In any of the example embodiments presented, the ordering of the rows presented may be varied.
According to a method of the present invention illustrated in FIG. 12, a passive-matrix display may be controlled by receiving an input image signal in operation 100 for addressing the light-emitting elements of the display. Operation 105 decomposes the input image signal into a low-resolution component signal and a high-resolution component signal, wherein the low-resolution component signal contains one half or less of the number of addressable locations as the high-resolution component signal. Operation 110 provides a drive signal for driving the display wherein the low-resolution component signal and the high-resolution component signal are independently provided to the display to form a final image.
In a preferred embodiment, the present invention is employed in a flat-panel OLED device composed of small molecule or polymeric OLEDs as disclosed in but not limited to U.S. Pat. No. 4,769,292, issued Sep. 6, 1988 to Tang et al., and U.S. Pat. No. 5,061,569, issued Oct. 29, 1991 to VanSlyke et al. Many combinations and variations of organic light-emitting displays can be used to fabricate such a device, including passive-matrix OLED displays having either a top- or bottom-emitter architecture.
- Parts List
The invention has been described in detail with particular reference to certain preferred embodiments thereof, but it will be understood that variations and modifications can be effected within the spirit and scope of the invention.
- 2 display system
- 4 display
- 5, 5 a, 5 b electro-luminescent element
- 6 first dimension
- 8 second dimension
- 10 substrate
- 11 pillar
- 12 first electrode
- 13 first electrode
- 14 layer of electro-luminescent material
- 16 second electrode
- 18 second layer of electro-luminescent material
- 19 second substrate
- 20 second electrode
- 24 first stack layer
- 26 second stack layer
- 40 driver
- 42 input signal

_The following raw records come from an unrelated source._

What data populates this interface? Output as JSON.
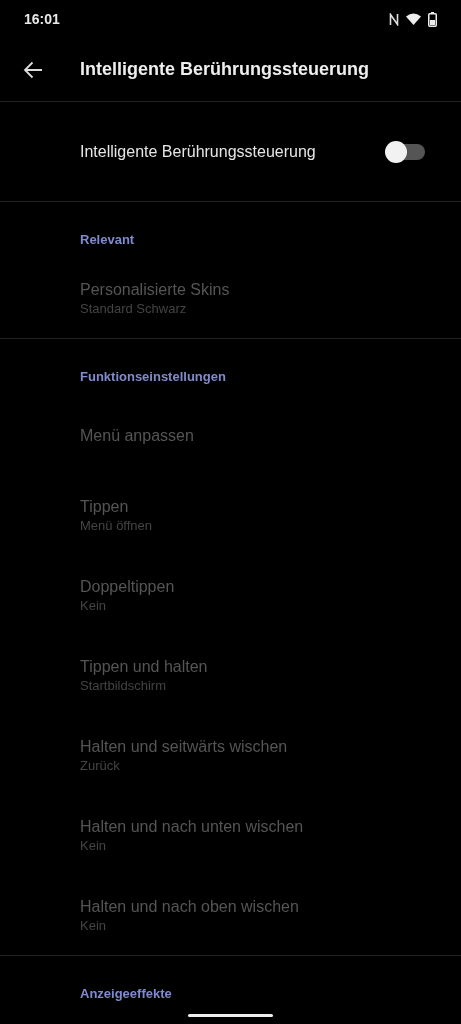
{
  "status_bar": {
    "time": "16:01"
  },
  "app_bar": {
    "title": "Intelligente Berührungssteuerung"
  },
  "master_switch": {
    "label": "Intelligente Berührungssteuerung",
    "on": false
  },
  "sections": [
    {
      "header": "Relevant",
      "items": [
        {
          "title": "Personalisierte Skins",
          "subtitle": "Standard Schwarz",
          "disabled": true
        }
      ]
    },
    {
      "header": "Funktionseinstellungen",
      "items": [
        {
          "title": "Menü anpassen",
          "disabled": true
        },
        {
          "title": "Tippen",
          "subtitle": "Menü öffnen",
          "disabled": true
        },
        {
          "title": "Doppeltippen",
          "subtitle": "Kein",
          "disabled": true
        },
        {
          "title": "Tippen und halten",
          "subtitle": "Startbildschirm",
          "disabled": true
        },
        {
          "title": "Halten und seitwärts wischen",
          "subtitle": "Zurück",
          "disabled": true
        },
        {
          "title": "Halten und nach unten wischen",
          "subtitle": "Kein",
          "disabled": true
        },
        {
          "title": "Halten und nach oben wischen",
          "subtitle": "Kein",
          "disabled": true
        }
      ]
    },
    {
      "header": "Anzeigeeffekte"
    }
  ]
}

- 44 drive signal
- 46 circuit
- 50 driver
- 52 input signal
- 54 drive signal
- 56 circuit
- 100 receive signal step
- 105 decompose signal step
- 110 drive display step